Last week, the State Superintendent of Schools released the 2004 Academic Performance Index Base Report.
The Index (API) is the cornerstone of the Public Schools Accountability Act of 1999, as it measures the academic performance and progress of schools.
The state identifies schools that have an API of 800 or higher as “excellent,” and once again the majority of schools in the Santa Monica-Malibu Unified School District received a rating of excellent.
According to SMMUSD official Hank Harris, “A closely monitored aspect of the spring API Base Report is the posting of two comparative pieces of data. Statewide Rank ranks all California public schools and gives them a score of 1 through 10, with 10 a top score. Similar Schools Rank is a more complex process. The state links each individual school with ninety-nine other ‘similar schools,’ based upon the following school characteristics: mobility, ethnic breakdown, socioeconomic status, teacher qualifications, English learner population, class size, and calendar-type. After sorting schools into like-groups, the state then compares each school against its peer schools and gives it a score of 1 through 10.”
Eighty percent of the API-reporting schools in the Santa Monica-Malibu School District scored an 8 or above on the Statewide Rankings, including elementary schools Juan Cabrillo, Franklin, Grant, McKinley, Pt. Dume, Roosevelt, and Webster. Local secondary schools, Lincoln Middle School, Malibu High School, and Santa Monica High School all scored at 8 or above. In addition, Lincoln Middle School and Malibu High School were both rated as “10/10” schools, meaning that their 2003-04 scores place them in the top tier statewide, as well as in the top tier within their peer group.
John Deasy, Superintendent of the Santa Monica-Unified School District, called this accomplishment “extraordinary,” noting, “the schools in our two communities continue to forge ahead toward excellence for all students. This is truly a proud moment for all of us… This high quality student achievement is a source of pride for this community which so strongly supports its schools. This simply would not be possible without the unprecedented support of our cities and our community members.”
Roosevelt Elementary School, John Adams Middle School, and Santa Monica High School all gained ground in both Statewide rankings and Similar Schools rankings.

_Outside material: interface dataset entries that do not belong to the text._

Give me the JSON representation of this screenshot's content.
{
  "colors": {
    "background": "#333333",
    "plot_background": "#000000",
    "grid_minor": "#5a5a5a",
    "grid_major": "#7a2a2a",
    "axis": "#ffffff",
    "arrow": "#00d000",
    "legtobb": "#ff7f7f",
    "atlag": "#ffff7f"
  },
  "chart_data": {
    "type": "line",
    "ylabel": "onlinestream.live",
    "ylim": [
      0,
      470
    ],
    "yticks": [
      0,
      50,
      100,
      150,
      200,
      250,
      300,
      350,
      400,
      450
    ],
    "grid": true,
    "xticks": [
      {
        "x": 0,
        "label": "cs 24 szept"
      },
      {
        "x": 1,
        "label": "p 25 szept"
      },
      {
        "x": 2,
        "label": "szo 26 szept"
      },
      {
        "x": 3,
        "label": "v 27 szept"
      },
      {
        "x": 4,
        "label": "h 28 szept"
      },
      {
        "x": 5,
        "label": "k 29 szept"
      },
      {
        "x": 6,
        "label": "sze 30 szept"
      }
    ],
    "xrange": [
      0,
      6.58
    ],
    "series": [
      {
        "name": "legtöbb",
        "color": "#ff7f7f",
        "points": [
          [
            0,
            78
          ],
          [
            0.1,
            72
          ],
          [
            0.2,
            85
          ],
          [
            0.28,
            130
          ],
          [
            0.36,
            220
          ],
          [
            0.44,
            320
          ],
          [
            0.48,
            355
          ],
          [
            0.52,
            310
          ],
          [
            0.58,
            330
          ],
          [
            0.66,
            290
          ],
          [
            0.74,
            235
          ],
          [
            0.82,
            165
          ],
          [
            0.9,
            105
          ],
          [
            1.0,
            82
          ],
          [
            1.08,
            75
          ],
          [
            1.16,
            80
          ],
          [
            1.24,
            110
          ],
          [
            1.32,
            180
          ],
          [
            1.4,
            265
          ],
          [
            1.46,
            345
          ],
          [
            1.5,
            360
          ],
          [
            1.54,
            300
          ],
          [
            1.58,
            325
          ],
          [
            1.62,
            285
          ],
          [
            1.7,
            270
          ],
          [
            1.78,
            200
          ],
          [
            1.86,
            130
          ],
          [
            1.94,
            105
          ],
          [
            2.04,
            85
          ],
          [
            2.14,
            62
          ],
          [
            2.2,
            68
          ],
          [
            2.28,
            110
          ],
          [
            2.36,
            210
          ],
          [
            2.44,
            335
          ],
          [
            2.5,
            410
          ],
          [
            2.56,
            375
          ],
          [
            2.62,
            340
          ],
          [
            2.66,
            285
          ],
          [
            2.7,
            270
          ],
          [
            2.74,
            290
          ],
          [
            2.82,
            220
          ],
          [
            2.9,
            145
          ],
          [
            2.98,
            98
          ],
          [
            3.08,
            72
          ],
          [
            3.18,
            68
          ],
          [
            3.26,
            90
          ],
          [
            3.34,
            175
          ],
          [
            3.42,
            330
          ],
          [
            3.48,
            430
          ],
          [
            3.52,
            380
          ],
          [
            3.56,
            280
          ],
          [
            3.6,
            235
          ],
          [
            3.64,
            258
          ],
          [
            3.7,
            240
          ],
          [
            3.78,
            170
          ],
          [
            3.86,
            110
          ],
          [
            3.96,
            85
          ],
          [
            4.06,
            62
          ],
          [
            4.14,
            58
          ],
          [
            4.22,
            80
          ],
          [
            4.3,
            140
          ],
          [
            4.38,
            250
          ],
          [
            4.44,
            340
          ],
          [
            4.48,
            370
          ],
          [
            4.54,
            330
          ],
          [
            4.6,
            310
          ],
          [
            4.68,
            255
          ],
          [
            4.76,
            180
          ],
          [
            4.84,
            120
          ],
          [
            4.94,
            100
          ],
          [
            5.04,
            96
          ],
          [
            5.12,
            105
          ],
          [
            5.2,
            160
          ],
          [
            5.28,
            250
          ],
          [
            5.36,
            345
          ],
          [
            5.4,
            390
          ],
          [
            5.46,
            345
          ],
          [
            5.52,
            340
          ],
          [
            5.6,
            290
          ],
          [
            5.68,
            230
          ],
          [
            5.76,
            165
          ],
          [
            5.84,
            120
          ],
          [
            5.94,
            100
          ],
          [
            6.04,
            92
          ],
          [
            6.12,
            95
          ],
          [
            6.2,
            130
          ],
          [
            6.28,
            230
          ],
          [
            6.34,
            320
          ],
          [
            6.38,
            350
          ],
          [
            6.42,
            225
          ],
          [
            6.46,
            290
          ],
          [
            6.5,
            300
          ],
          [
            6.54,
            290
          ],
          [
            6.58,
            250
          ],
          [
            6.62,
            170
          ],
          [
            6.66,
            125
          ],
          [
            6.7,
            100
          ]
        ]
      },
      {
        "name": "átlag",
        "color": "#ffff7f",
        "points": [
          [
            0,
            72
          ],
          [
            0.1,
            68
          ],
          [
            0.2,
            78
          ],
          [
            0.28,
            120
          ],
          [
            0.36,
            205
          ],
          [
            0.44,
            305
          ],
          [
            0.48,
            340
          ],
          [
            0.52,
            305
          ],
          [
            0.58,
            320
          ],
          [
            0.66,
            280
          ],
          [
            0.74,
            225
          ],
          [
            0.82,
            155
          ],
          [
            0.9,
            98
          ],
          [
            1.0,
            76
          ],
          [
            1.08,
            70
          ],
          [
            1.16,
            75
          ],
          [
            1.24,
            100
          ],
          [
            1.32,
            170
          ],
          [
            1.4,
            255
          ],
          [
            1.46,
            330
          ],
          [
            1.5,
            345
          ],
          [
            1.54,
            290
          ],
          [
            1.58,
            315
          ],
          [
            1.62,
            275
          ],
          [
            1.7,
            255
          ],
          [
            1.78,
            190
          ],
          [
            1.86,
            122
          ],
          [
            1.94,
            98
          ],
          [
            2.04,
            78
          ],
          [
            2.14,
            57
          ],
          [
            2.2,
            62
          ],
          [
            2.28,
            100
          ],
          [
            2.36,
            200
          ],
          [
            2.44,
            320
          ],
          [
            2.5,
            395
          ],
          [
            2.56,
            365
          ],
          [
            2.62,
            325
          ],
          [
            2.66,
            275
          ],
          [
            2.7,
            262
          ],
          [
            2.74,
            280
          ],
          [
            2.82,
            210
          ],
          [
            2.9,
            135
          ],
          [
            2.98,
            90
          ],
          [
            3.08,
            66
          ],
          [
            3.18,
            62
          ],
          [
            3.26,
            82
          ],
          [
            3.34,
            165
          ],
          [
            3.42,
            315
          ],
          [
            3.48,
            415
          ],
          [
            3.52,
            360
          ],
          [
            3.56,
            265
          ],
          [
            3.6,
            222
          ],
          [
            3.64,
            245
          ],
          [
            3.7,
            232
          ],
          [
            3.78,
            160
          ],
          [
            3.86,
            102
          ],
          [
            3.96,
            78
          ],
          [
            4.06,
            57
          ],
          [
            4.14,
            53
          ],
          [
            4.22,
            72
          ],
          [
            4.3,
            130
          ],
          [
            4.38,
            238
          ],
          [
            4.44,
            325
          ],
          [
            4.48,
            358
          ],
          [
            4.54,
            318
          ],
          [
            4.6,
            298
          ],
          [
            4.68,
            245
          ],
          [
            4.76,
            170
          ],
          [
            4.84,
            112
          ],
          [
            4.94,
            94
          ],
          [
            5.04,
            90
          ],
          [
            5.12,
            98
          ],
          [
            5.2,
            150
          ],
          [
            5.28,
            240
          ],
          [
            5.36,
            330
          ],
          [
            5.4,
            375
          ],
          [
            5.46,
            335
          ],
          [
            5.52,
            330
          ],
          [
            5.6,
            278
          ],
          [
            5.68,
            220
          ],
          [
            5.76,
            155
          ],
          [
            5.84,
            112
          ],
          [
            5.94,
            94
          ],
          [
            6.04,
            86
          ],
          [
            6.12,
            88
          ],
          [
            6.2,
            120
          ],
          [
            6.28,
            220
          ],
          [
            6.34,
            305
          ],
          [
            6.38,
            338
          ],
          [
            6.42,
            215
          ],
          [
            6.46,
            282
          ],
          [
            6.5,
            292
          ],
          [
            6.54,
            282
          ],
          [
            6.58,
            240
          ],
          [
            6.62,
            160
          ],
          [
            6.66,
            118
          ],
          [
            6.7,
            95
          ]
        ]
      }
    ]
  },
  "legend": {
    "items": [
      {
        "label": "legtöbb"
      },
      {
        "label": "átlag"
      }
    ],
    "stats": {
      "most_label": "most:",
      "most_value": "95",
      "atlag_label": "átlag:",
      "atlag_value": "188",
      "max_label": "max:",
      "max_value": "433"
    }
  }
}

Roosevelt raised its ranking from “9/5” (where 9 is the Statewide rank and 5 is the Similar Schools rank) last year to “10/8” this year. John Adams and Samohi also had double gains.In all, 12 of the district’s 14 API-reporting schools maintained or increased their statewide ranking, and eleven maintained or increased their similar schools ranking.